Calcasieu Parish is part of the Lake Charles, LA Metropolitan Statistical Area with a population of 194,138. It is also located near the Beaumont–Port Arthur (Texas), Lafayette, and Alexandria metropolitan areas.
Calcasieu Parish was created March 24, 1840, from the parish of Saint Landry, one of the original nineteen civil parishes established by the Louisiana Legislature in 1807. The original parish seat was chosen as Comasaque Bluff, that was east of the river and later called Marsh Bayou Bluff. On December 8, 1840, the seat of justice was named Marion. Jacob Ryan was successful, in 1852, in having the parish seat moved from Marion to the east bank of Lake Charles. As the population in this area grew over the years, the original Calcasieu Parish has since been divided into five smaller parishes. The original area of Calcasieu Parish is called Imperial Calcasieu.
The name Calcasieu [p] comes from the Atakapan word, "quelqueshue", meaning "crying eagle". It was originally the name of an Atakapa chief, but became the name given to what was formerly the Rio Hondo River (Rio Stondo or "Deep River"), now the Calcasieu River. The parish then inherited this name.
The early history of the parish dates back to the time of the Spanish occupation of Louisiana, when, in 1797, Jose M. Mora was granted a large tract of land between the Rio Hondo (now Calcasieu River) and the Sabine River, known for years as the "Neutral Strip". The area became a refuge for outlaws and filibusters from Carolina, Georgia, Mississippi. A long in dispute between Spain and the United States, after France had ceded Louisiana to the American government in 1803, was definitively acquired by the United States with the Adams-Onis Treaty in 1819. The treaty was formally ratified on February 22, 1821. By an act of Congress, approved on March 3, 1823, this strip of land was attached to the district south of the Red River.

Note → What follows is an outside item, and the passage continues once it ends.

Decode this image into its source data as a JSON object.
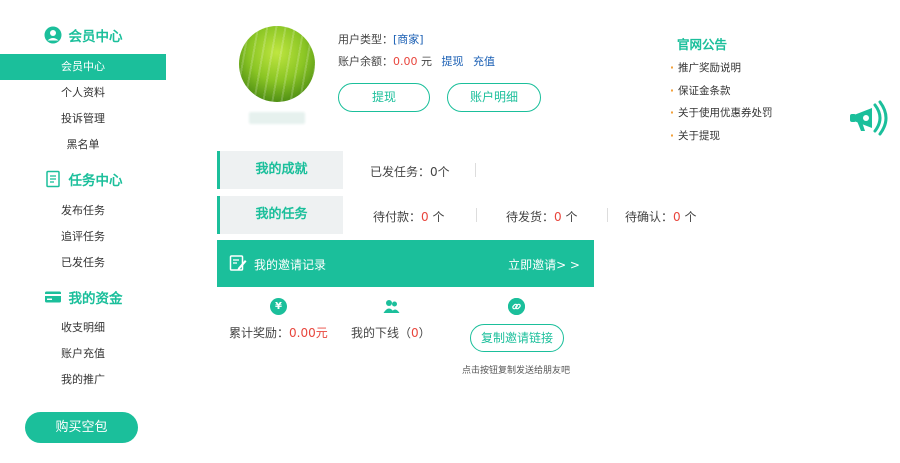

Early settlers to the area included the Ryans, Perkins, LeBleus, Deviers, and Hendersons. Acadian settlers, from the eastern parishes of Louisiana, also emigrated to this area, resulting in a diverse ethnic mix in the population, consisting of Creoles, Acadians, Anglo-Americans, and Indians.
When "Imperial Calcasieu Parish" was created in 1840 from the Parish of Saint Landry, it actually comprised the area of what is now five parishes. On August 24, 1840, six men met to organize as representatives for six wards that later became five parishes. The meeting was held in a private dwelling, that was the rough-hewed home of Arsene LeBleu near present-day Chloe. The first jury men were David Simmons, Alexander Hebert, Michel Pithon, Henry Moss, Rees Perkins, and Thomas M. Williams. They first order of business was the elected officers, a parish clerk, and a set of simple parliamentary rules which would give the president authority to keep the meetings orderly and progressive. The jury adopted all of the laws then in force in Saint Landry Parish. Appointments were made for a parish constable, a parish treasurer, two parish assessors, and an operator of the ferry at Buchanan's crossing. The assessors were given two months and to assess all of the property in the parish and given a salary of $90. On September 14, 1840, a survey was authorized of land known then as Marsh Bayou Bluff for the purpose of establishing a seat of justice and for the erection of a courthouse and jail. On December 8, 1840 it was resolved that the seat of justice be given the name of Marion. In 1843, the Legislature authorized a vote on moving the parish seat, but it was not until 1852, that Jacob Ryan was successful in having the parish seat moved from Marion to the east bank of Lake Charles. This parish seat was incorporated as a town in 1857 as Charleston and was reincorporated in 1868 as Lake Charles. It is located about six miles (10 km) from the original parish seat of Marion, which is now known as Old Town. The name, Lake Charles, perpetuates the memory of one of the first settlers, Charles Sallier, an Italian who took up land in this area at the beginning of the 19th century.
In 1870 Cameron Parish was taken from the south portion of Imperial Calcasieu that remained until 1912, at which time it comprised an area of over , was the largest parish in the state, and for this reason is sometimes called "Imperial Calcasieu". In 1912, the three parishes of Allen, Beauregard, and Jefferson Davis, with a total area of approximately , were formed from the Parish of Calcasieu. Being the last parishes created in Louisiana it is believed to be the reason for the apparent population decline of Calcasieu Parish, between 1910 and 1920, as seen in the censuses for those years.
Older maps as show the Calcasieu to have been called "Bayou Quelqueshue", which means "crying eagle" in English, is said to have been the name of an Attakapas Indian chief who gave a peculiar cry like an eagle as he went into battle.